‘I am highly confident that the establishment of this centre will boost innovation, research and ultimately give benefit to society by the greater understanding of Islamic finance.’
His Excellency Dr Ahmed Ali, President of the Islamic Development Bank
The Centre for Islamic Finance at the University of Bolton is a new initiative to facilitate research and promoting the understanding of Islamic Finance through lectures, conferences and short courses.
The Centre for Islamic Finance was launched in 2012 with an inaugural lecture given by Dr Ahmed Ali, President of the Islamic Development Bank and was attended by business leaders, academics and finance managers from across the UK.
The Centre for Islamic Finance is the inspiration of its founder and Chairman, Professor Mohammed Abdel-Haq, a British Jordanian of Palestinian origin.
As well as his academic knowledge, Mohammed has a wealth of practical experience. In a long career in Islamic finance he is the founding member of a London Merchant Bank and was, until recently, Chairman of one of the leading UK compliance companies.

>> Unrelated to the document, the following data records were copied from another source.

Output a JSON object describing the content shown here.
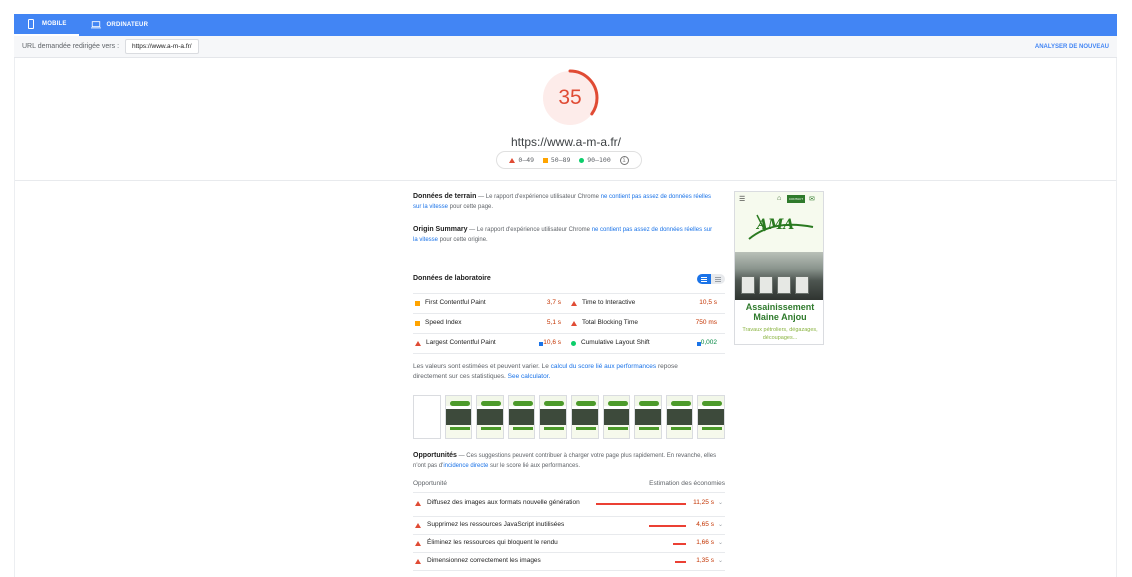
{
  "topbar": {
    "tabs": [
      {
        "label": "MOBILE",
        "icon": "phone-icon",
        "active": true
      },
      {
        "label": "ORDINATEUR",
        "icon": "laptop-icon",
        "active": false
      }
    ]
  },
  "urlbar": {
    "label": "URL demandée redirigée vers :",
    "url": "https://www.a-m-a.fr/",
    "analyze": "ANALYSER DE NOUVEAU"
  },
  "score": {
    "value": "35",
    "fraction": 0.35,
    "url": "https://www.a-m-a.fr/",
    "legend": [
      "0–49",
      "50–89",
      "90–100"
    ],
    "colors": {
      "bad": "#e04b34",
      "avg": "#ffa400",
      "good": "#0cce6b"
    }
  },
  "field": {
    "title": "Données de terrain",
    "text_before": " — Le rapport d'expérience utilisateur Chrome ",
    "link": "ne contient pas assez de données réelles sur la vitesse",
    "text_after": " pour cette page."
  },
  "origin": {
    "title": "Origin Summary",
    "text_before": " — Le rapport d'expérience utilisateur Chrome ",
    "link": "ne contient pas assez de données réelles sur la vitesse",
    "text_after": " pour cette origine."
  },
  "lab": {
    "title": "Données de laboratoire",
    "metrics": [
      [
        {
          "name": "First Contentful Paint",
          "value": "3,7 s",
          "status": "avg"
        },
        {
          "name": "Time to Interactive",
          "value": "10,5 s",
          "status": "bad"
        }
      ],
      [
        {
          "name": "Speed Index",
          "value": "5,1 s",
          "status": "avg"
        },
        {
          "name": "Total Blocking Time",
          "value": "750 ms",
          "status": "bad"
        }
      ],
      [
        {
          "name": "Largest Contentful Paint",
          "value": "10,6 s",
          "status": "bad"
        },
        {
          "name": "Cumulative Layout Shift",
          "value": "0,002",
          "status": "good"
        }
      ]
    ]
  },
  "note": {
    "text1": "Les valeurs sont estimées et peuvent varier. Le ",
    "link1": "calcul du score lié aux performances",
    "text2": " repose directement sur ces statistiques. ",
    "link2": "See calculator."
  },
  "opportunities": {
    "title": "Opportunités",
    "text1": " — Ces suggestions peuvent contribuer à charger votre page plus rapidement. En revanche, elles n'ont pas d'",
    "link": "incidence directe",
    "text2": " sur le score lié aux performances.",
    "col_left": "Opportunité",
    "col_right": "Estimation des économies",
    "items": [
      {
        "label": "Diffusez des images aux formats nouvelle génération",
        "savings": "11,25 s",
        "seconds": 11.25
      },
      {
        "label": "Supprimez les ressources JavaScript inutilisées",
        "savings": "4,65 s",
        "seconds": 4.65
      },
      {
        "label": "Éliminez les ressources qui bloquent le rendu",
        "savings": "1,66 s",
        "seconds": 1.66
      },
      {
        "label": "Dimensionnez correctement les images",
        "savings": "1,35 s",
        "seconds": 1.35
      }
    ]
  },
  "preview": {
    "contact": "CONTACT",
    "logo": "AMA",
    "title": "Assainissement Maine Anjou",
    "subtitle": "Travaux pétroliers, dégazages, découpages..."
  }
}
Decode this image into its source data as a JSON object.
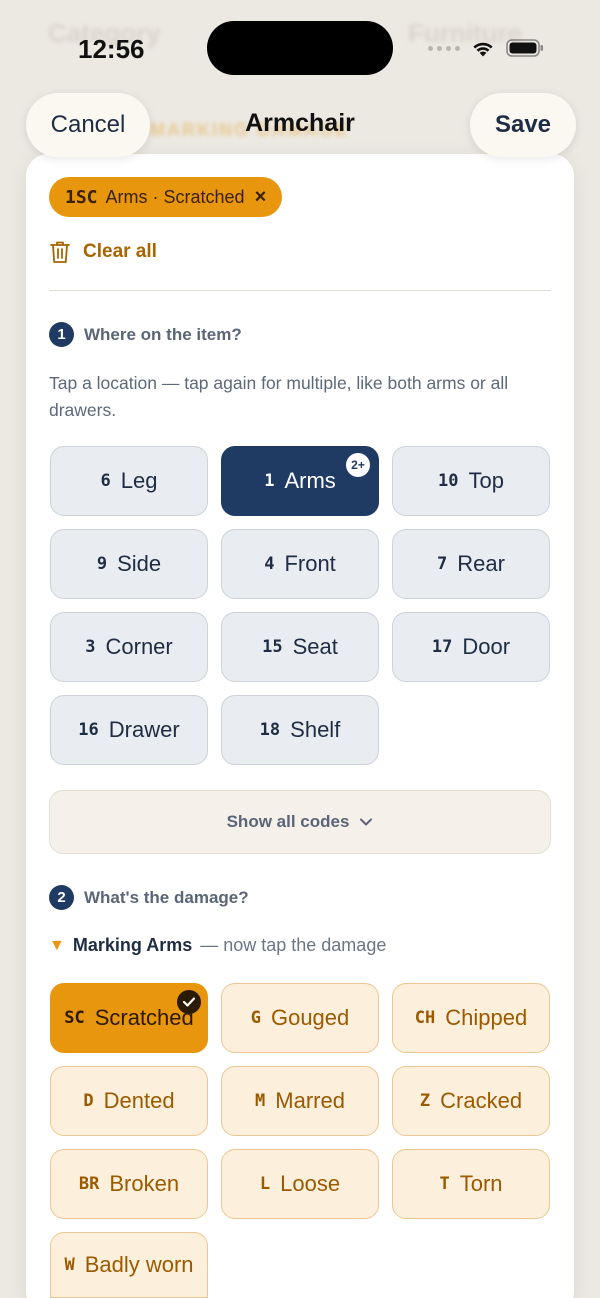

Prior to that Mohammed was Managing Director and Global Head of HSBC Amanah Private Banking. Mohammed is active in public life and holds a number of positions, amongst them he is a member of the Council of Chatham House and a member of the Advisory Board of the Centre for Social Justice. He is the author of a book on Islamic finance and is a regular speaker at conferences.
Who leads it?
The Centre will be led by the Board of Directors and we are delighted that Lord Lamont of Lerwick, a former Chancellor of the Exchequer will be joining the Board, alongside the Vice-Chancellor of the University, Dr George Holmes.
There will also be an active Advisory Board, which will be announced shortly.
Why the University of Bolton?
The University of Bolton has a long and proud tradition of delivering academic qualifications alongside sound practical experience. The University embraces diversity and values difference and prides itself on staying abreast of social, cultural and economic change and incorporating its impact in its courses and work with partners. This combination of innovation, inclusivity and a willingness to look beyond the traditional boundaries of the University, makes it the ideal home for the Centre for Islamic Finance.
Who teaches on it?
The University has been delivering degrees around the world for the past 20 years and the Centre will draw on the enormous pool of talent available to it both at home and abroad and from practitioners in the industry.